[Problem statement] Please count the lines in these records that contain "JSON" and give only that count.

━━━ Given records ━━━

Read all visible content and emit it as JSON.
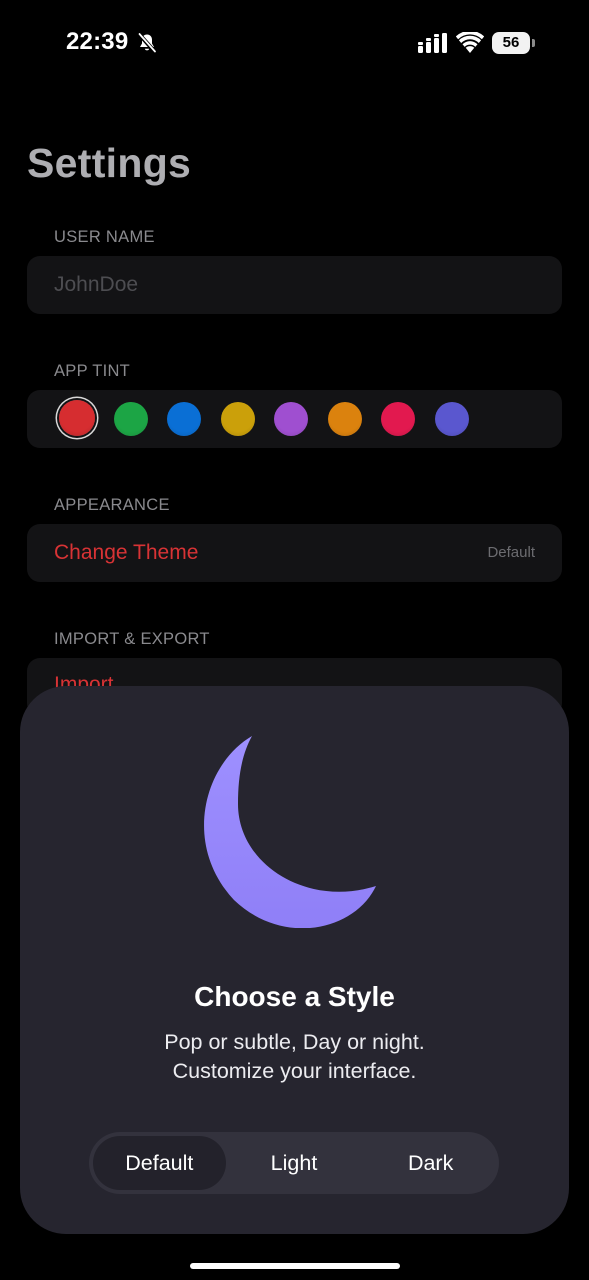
{
  "status_bar": {
    "time": "22:39",
    "battery": "56"
  },
  "settings": {
    "title": "Settings",
    "user_name": {
      "header": "USER NAME",
      "placeholder": "JohnDoe",
      "value": ""
    },
    "app_tint": {
      "header": "APP TINT",
      "selected_index": 0,
      "colors": [
        "#d62d30",
        "#1ca545",
        "#0a6fd5",
        "#cba00a",
        "#9f4fd0",
        "#db820e",
        "#e2194f",
        "#5a57cf"
      ]
    },
    "appearance": {
      "header": "APPEARANCE",
      "change_theme_label": "Change Theme",
      "change_theme_value": "Default",
      "accent_color": "#d83335"
    },
    "import_export": {
      "header": "IMPORT & EXPORT",
      "import_label": "Import"
    }
  },
  "sheet": {
    "icon": "moon-icon",
    "moon_color": "#9b8bff",
    "title": "Choose a Style",
    "subtitle_line1": "Pop or subtle, Day or night.",
    "subtitle_line2": "Customize your interface.",
    "options": [
      "Default",
      "Light",
      "Dark"
    ],
    "selected_option": "Default"
  }
}
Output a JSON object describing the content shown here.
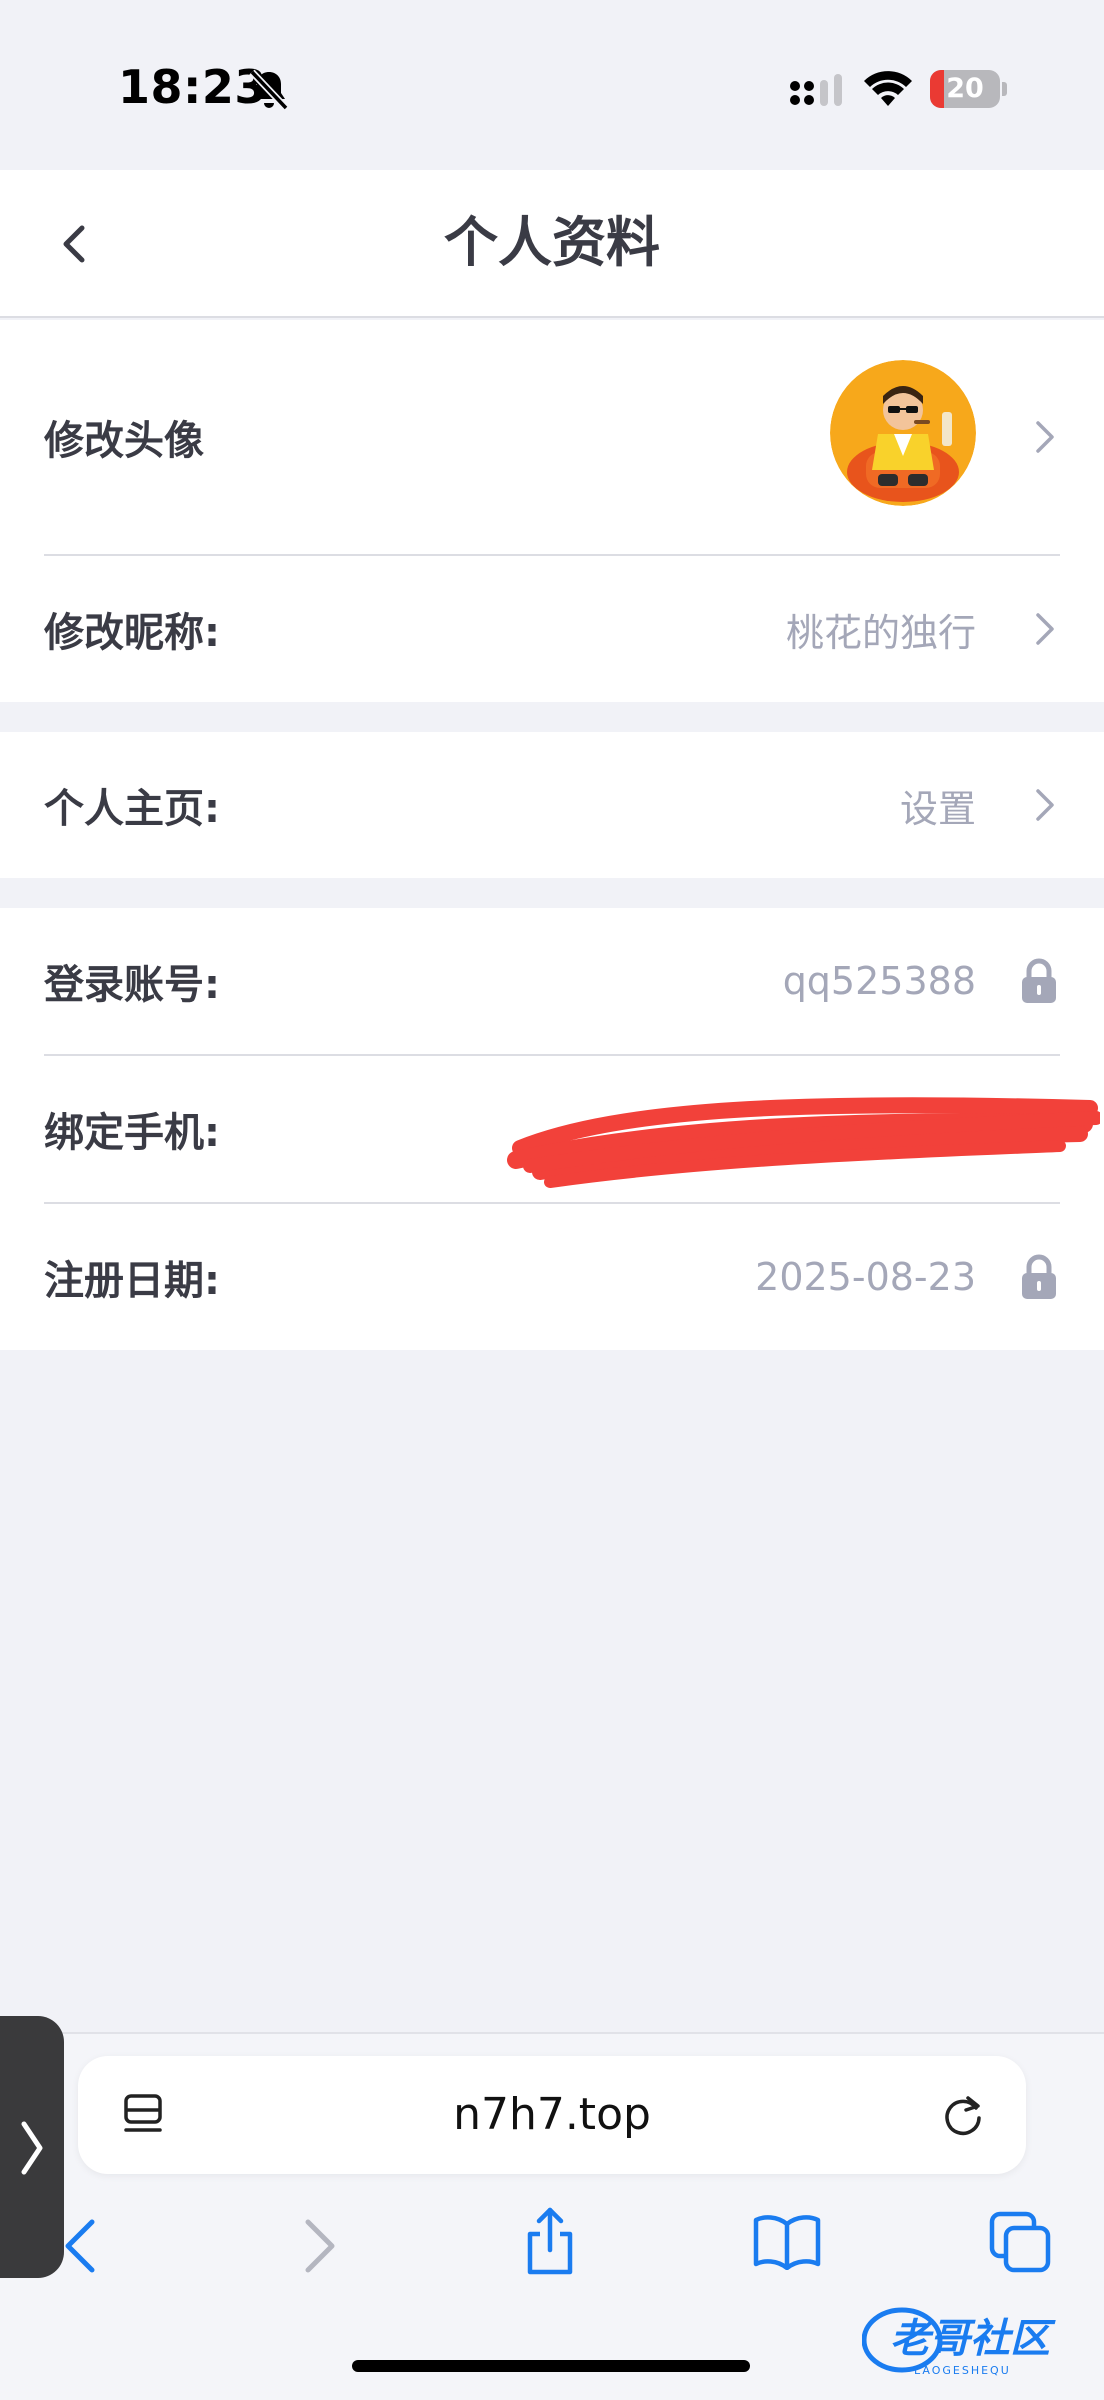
{
  "status_bar": {
    "time": "18:23",
    "battery_level": "20",
    "battery_fraction": 0.2,
    "icons": [
      "bell-slash-icon",
      "signal-icon",
      "wifi-icon",
      "battery-icon"
    ]
  },
  "header": {
    "title": "个人资料",
    "back_icon": "chevron-left-icon"
  },
  "profile": {
    "avatar_row": {
      "label": "修改头像"
    },
    "nickname_row": {
      "label": "修改昵称:",
      "value": "桃花的独行"
    }
  },
  "homepage": {
    "row": {
      "label": "个人主页:",
      "value": "设置"
    }
  },
  "account": {
    "login_row": {
      "label": "登录账号:",
      "value": "qq525388"
    },
    "phone_row": {
      "label": "绑定手机:",
      "value": ""
    },
    "register_row": {
      "label": "注册日期:",
      "value": "2025-08-23"
    }
  },
  "browser": {
    "url": "n7h7.top",
    "toolbar_icons": [
      "back-arrow-icon",
      "forward-arrow-icon",
      "share-icon",
      "bookmarks-icon",
      "tabs-icon"
    ]
  },
  "watermark": {
    "brand": "老哥社区",
    "sub": "LAOGESHEQU"
  },
  "colors": {
    "background": "#f1f2f7",
    "label": "#3a3b45",
    "value": "#a4a7b8",
    "accent": "#1a7cf0",
    "battery_low": "#ea3a33",
    "redaction": "#f2413a"
  }
}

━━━

[Response to the exercise] 2